**Records for processing:**
______________________________

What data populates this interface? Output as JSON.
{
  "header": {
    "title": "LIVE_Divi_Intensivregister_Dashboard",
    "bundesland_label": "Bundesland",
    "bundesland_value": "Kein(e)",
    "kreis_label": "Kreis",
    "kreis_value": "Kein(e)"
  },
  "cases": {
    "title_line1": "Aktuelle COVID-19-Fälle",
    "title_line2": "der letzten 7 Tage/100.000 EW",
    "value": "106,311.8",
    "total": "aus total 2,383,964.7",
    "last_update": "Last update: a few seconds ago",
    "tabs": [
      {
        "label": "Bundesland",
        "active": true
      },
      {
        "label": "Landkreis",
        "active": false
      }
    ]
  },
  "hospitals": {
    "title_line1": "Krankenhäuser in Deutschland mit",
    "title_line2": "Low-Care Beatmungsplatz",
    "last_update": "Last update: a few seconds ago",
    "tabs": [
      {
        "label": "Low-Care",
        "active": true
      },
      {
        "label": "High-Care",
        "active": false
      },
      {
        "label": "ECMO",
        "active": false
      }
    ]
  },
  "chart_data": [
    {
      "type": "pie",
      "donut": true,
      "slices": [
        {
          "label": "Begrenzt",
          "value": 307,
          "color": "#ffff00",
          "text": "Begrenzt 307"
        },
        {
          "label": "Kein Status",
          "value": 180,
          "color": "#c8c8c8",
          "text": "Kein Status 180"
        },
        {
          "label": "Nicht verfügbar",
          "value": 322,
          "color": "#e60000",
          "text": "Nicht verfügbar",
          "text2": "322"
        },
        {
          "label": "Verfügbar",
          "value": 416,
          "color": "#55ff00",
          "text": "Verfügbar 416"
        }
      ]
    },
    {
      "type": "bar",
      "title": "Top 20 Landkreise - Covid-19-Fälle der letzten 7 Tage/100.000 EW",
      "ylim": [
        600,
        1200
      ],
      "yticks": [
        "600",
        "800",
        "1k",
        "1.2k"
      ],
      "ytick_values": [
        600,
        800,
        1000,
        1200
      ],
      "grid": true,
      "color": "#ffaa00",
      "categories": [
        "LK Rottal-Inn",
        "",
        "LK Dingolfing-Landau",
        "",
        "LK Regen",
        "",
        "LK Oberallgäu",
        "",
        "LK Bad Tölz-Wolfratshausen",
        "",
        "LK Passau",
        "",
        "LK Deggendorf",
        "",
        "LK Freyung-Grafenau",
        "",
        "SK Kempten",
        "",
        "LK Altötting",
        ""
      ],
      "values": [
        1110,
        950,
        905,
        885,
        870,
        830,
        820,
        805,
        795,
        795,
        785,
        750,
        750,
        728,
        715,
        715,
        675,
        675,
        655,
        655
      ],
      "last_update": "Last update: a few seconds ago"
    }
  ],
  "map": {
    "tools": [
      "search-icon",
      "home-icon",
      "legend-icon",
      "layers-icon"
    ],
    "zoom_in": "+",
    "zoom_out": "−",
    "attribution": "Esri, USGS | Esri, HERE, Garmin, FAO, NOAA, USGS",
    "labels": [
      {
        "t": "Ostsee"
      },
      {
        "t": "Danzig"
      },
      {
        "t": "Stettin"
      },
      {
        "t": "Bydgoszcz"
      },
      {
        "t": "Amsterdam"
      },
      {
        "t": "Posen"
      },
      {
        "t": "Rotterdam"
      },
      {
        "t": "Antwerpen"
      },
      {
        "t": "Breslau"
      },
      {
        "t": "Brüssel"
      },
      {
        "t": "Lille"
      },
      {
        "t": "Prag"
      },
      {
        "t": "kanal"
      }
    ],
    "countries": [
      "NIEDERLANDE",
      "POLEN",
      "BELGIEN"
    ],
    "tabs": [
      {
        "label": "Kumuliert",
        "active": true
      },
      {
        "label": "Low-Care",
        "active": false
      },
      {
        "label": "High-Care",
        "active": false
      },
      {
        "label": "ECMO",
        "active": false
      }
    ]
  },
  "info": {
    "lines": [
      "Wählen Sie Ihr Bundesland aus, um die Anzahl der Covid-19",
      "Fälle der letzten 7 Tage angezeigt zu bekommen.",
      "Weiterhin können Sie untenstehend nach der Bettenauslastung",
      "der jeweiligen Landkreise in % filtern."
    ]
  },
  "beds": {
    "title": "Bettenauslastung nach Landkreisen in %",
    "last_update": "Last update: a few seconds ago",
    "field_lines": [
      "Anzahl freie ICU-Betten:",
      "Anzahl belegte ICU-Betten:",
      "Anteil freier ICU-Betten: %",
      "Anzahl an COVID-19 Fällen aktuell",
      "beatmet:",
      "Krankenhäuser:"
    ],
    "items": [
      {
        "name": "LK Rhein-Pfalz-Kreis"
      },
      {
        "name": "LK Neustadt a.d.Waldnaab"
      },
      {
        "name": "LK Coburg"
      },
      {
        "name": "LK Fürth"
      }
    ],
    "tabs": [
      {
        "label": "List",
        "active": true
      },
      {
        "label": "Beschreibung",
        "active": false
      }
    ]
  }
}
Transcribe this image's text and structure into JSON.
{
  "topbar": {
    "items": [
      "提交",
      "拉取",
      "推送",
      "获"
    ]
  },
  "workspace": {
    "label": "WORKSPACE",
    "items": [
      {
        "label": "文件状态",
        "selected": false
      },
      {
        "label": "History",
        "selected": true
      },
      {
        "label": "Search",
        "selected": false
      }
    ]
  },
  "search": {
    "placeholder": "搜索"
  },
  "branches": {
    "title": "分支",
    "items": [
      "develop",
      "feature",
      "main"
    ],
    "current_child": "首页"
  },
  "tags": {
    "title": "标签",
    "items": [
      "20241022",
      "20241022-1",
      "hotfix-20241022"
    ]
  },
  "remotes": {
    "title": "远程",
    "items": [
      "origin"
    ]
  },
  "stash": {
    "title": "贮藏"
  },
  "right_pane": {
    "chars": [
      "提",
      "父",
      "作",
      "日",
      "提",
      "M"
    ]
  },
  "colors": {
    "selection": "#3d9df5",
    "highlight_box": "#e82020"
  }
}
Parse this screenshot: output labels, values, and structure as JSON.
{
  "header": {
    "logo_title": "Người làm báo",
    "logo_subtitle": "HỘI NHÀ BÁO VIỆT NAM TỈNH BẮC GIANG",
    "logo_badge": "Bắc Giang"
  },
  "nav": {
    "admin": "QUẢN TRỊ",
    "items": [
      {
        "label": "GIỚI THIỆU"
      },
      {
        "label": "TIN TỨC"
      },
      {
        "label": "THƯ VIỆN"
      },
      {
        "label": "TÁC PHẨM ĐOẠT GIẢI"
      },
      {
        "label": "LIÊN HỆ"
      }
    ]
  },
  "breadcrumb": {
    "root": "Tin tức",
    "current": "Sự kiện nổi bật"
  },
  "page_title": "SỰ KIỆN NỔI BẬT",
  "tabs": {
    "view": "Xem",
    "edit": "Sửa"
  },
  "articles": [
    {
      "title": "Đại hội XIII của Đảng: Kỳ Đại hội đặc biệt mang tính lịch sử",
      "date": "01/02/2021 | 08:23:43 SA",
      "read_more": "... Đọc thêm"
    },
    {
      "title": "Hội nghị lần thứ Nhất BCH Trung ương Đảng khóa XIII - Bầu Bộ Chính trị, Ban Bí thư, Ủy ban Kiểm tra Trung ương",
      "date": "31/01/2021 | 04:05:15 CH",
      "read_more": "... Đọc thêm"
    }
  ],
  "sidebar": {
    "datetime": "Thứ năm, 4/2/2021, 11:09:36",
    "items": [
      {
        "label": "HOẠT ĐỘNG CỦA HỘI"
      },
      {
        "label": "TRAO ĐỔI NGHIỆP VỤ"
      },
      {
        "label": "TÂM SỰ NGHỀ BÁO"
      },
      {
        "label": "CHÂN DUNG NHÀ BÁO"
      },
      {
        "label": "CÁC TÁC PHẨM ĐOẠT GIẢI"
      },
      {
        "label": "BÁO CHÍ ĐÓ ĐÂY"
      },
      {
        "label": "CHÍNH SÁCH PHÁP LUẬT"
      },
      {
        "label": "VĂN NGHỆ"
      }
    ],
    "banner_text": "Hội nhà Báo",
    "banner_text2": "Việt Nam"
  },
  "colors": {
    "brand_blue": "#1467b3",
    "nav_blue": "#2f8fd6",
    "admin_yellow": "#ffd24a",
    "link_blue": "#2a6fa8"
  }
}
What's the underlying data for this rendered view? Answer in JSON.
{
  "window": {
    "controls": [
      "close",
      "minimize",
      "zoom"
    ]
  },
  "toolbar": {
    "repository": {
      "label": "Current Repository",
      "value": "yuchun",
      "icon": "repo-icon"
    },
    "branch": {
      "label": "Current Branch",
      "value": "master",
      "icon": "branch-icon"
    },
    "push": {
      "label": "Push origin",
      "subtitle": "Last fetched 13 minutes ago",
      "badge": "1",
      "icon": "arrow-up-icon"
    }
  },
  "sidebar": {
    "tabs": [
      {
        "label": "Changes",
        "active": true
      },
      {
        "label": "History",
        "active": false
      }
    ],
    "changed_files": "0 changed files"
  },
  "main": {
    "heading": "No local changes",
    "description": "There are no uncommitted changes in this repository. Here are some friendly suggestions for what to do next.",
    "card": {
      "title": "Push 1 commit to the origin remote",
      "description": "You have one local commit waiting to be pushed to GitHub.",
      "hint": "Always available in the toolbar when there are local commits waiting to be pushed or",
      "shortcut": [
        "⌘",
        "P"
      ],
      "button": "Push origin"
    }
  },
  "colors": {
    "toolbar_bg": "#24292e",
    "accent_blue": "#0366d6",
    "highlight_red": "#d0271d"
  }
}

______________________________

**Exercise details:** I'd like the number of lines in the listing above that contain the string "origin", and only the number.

**Answer for this exercise:** 4